The Federation of Independent Retailers (NFRN) has warned that a rise to the national minimum wage and National Insurance contributions to fund social care could force local stores out of business.
The comment as the government announced a 1.25 per cent increase in national insurance contributions paid by both employees and employers.
According to the NFRN, for an employee earning an annual salary of £20,000, the employer and employee will each pay an additional £130 a year in contributions.
The increase in the national minimum wage will also cause an increase in pension contributions being paid.
“While the government is taking steps to solve major problems in our health and social care, a large part of the burden of these changes will hit already hard-pressed retailers,” NFRN national president Stuart Reddish said.
“The cumulative effect of the NI changes, minimum wage increase and resultant increases in pension contributions will push more local businesses towards not being financially viable.
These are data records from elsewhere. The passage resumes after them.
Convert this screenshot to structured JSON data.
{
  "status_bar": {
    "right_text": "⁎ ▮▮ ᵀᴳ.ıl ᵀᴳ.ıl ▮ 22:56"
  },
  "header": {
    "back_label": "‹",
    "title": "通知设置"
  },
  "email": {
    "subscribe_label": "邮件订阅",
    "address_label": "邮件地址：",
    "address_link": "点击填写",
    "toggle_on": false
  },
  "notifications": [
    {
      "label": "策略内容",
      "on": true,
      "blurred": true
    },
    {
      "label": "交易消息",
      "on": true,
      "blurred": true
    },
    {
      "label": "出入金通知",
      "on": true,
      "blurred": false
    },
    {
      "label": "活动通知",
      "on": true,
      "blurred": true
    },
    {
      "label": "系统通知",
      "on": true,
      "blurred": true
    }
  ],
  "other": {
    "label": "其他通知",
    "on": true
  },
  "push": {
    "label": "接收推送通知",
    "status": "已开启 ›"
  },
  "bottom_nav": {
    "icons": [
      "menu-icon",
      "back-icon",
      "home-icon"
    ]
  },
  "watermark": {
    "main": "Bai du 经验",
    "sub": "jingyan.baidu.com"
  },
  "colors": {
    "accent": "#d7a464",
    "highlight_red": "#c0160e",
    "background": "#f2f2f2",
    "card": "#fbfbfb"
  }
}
Every store put out of business will have a detrimental effect on their local communities.
“We can only hope that the government realises the dangers for the independent retail sector and takes the opportunity to relieve at least some of the burden on store owners, as part of the business rates review this autumn.”
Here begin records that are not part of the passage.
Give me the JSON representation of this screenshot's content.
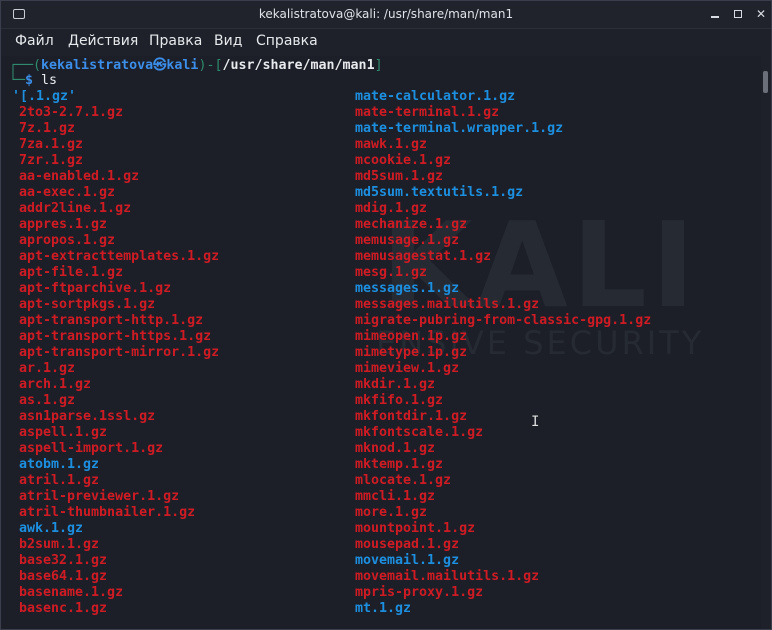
{
  "window": {
    "title": "kekalistratova@kali: /usr/share/man/man1",
    "buttons": {
      "minimize": "minimize",
      "maximize": "maximize",
      "close": "close"
    }
  },
  "menu": [
    {
      "label": "Файл"
    },
    {
      "label": "Действия"
    },
    {
      "label": "Правка"
    },
    {
      "label": "Вид"
    },
    {
      "label": "Справка"
    }
  ],
  "prompt": {
    "open": "┌──(",
    "user": "kekalistratova",
    "at": "㉿",
    "host": "kali",
    "mid": ")-[",
    "path": "/usr/share/man/man1",
    "close": "]",
    "line2": "└─",
    "dollar": "$",
    "command": " ls"
  },
  "colors": {
    "executable_red": "#d01b24",
    "link_blue": "#1c8fe0",
    "prompt_blue": "#3b8eea",
    "frame_green": "#2f8b6f"
  },
  "listing": {
    "col1": [
      {
        "name": "'[.1.gz'",
        "color": "blue"
      },
      {
        "name": "2to3-2.7.1.gz",
        "color": "red"
      },
      {
        "name": "7z.1.gz",
        "color": "red"
      },
      {
        "name": "7za.1.gz",
        "color": "red"
      },
      {
        "name": "7zr.1.gz",
        "color": "red"
      },
      {
        "name": "aa-enabled.1.gz",
        "color": "red"
      },
      {
        "name": "aa-exec.1.gz",
        "color": "red"
      },
      {
        "name": "addr2line.1.gz",
        "color": "red"
      },
      {
        "name": "appres.1.gz",
        "color": "red"
      },
      {
        "name": "apropos.1.gz",
        "color": "red"
      },
      {
        "name": "apt-extracttemplates.1.gz",
        "color": "red"
      },
      {
        "name": "apt-file.1.gz",
        "color": "red"
      },
      {
        "name": "apt-ftparchive.1.gz",
        "color": "red"
      },
      {
        "name": "apt-sortpkgs.1.gz",
        "color": "red"
      },
      {
        "name": "apt-transport-http.1.gz",
        "color": "red"
      },
      {
        "name": "apt-transport-https.1.gz",
        "color": "red"
      },
      {
        "name": "apt-transport-mirror.1.gz",
        "color": "red"
      },
      {
        "name": "ar.1.gz",
        "color": "red"
      },
      {
        "name": "arch.1.gz",
        "color": "red"
      },
      {
        "name": "as.1.gz",
        "color": "red"
      },
      {
        "name": "asn1parse.1ssl.gz",
        "color": "red"
      },
      {
        "name": "aspell.1.gz",
        "color": "red"
      },
      {
        "name": "aspell-import.1.gz",
        "color": "red"
      },
      {
        "name": "atobm.1.gz",
        "color": "blue"
      },
      {
        "name": "atril.1.gz",
        "color": "red"
      },
      {
        "name": "atril-previewer.1.gz",
        "color": "red"
      },
      {
        "name": "atril-thumbnailer.1.gz",
        "color": "red"
      },
      {
        "name": "awk.1.gz",
        "color": "blue"
      },
      {
        "name": "b2sum.1.gz",
        "color": "red"
      },
      {
        "name": "base32.1.gz",
        "color": "red"
      },
      {
        "name": "base64.1.gz",
        "color": "red"
      },
      {
        "name": "basename.1.gz",
        "color": "red"
      },
      {
        "name": "basenc.1.gz",
        "color": "red"
      }
    ],
    "col2": [
      {
        "name": "mate-calculator.1.gz",
        "color": "blue"
      },
      {
        "name": "mate-terminal.1.gz",
        "color": "red"
      },
      {
        "name": "mate-terminal.wrapper.1.gz",
        "color": "blue"
      },
      {
        "name": "mawk.1.gz",
        "color": "red"
      },
      {
        "name": "mcookie.1.gz",
        "color": "red"
      },
      {
        "name": "md5sum.1.gz",
        "color": "red"
      },
      {
        "name": "md5sum.textutils.1.gz",
        "color": "blue"
      },
      {
        "name": "mdig.1.gz",
        "color": "red"
      },
      {
        "name": "mechanize.1.gz",
        "color": "red"
      },
      {
        "name": "memusage.1.gz",
        "color": "red"
      },
      {
        "name": "memusagestat.1.gz",
        "color": "red"
      },
      {
        "name": "mesg.1.gz",
        "color": "red"
      },
      {
        "name": "messages.1.gz",
        "color": "blue"
      },
      {
        "name": "messages.mailutils.1.gz",
        "color": "red"
      },
      {
        "name": "migrate-pubring-from-classic-gpg.1.gz",
        "color": "red"
      },
      {
        "name": "mimeopen.1p.gz",
        "color": "red"
      },
      {
        "name": "mimetype.1p.gz",
        "color": "red"
      },
      {
        "name": "mimeview.1.gz",
        "color": "red"
      },
      {
        "name": "mkdir.1.gz",
        "color": "red"
      },
      {
        "name": "mkfifo.1.gz",
        "color": "red"
      },
      {
        "name": "mkfontdir.1.gz",
        "color": "red"
      },
      {
        "name": "mkfontscale.1.gz",
        "color": "red"
      },
      {
        "name": "mknod.1.gz",
        "color": "red"
      },
      {
        "name": "mktemp.1.gz",
        "color": "red"
      },
      {
        "name": "mlocate.1.gz",
        "color": "red"
      },
      {
        "name": "mmcli.1.gz",
        "color": "red"
      },
      {
        "name": "more.1.gz",
        "color": "red"
      },
      {
        "name": "mountpoint.1.gz",
        "color": "red"
      },
      {
        "name": "mousepad.1.gz",
        "color": "red"
      },
      {
        "name": "movemail.1.gz",
        "color": "blue"
      },
      {
        "name": "movemail.mailutils.1.gz",
        "color": "red"
      },
      {
        "name": "mpris-proxy.1.gz",
        "color": "red"
      },
      {
        "name": "mt.1.gz",
        "color": "blue"
      }
    ]
  },
  "watermark": {
    "logo_text": "KALI",
    "tagline": "ENSIVE SECURITY"
  }
}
The news comes as the British Independent Retail Association (BIRA) has also warned the tax increase will “further burden” independent stores before they have even recovered from the financial loss of lockdown.
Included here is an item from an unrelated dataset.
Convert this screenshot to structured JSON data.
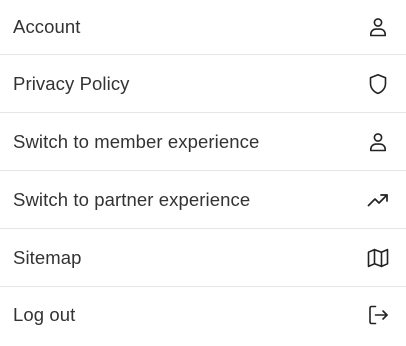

The “disappointing” decision will unfairly impact small businesses and lower-paid workers, according to BIRA.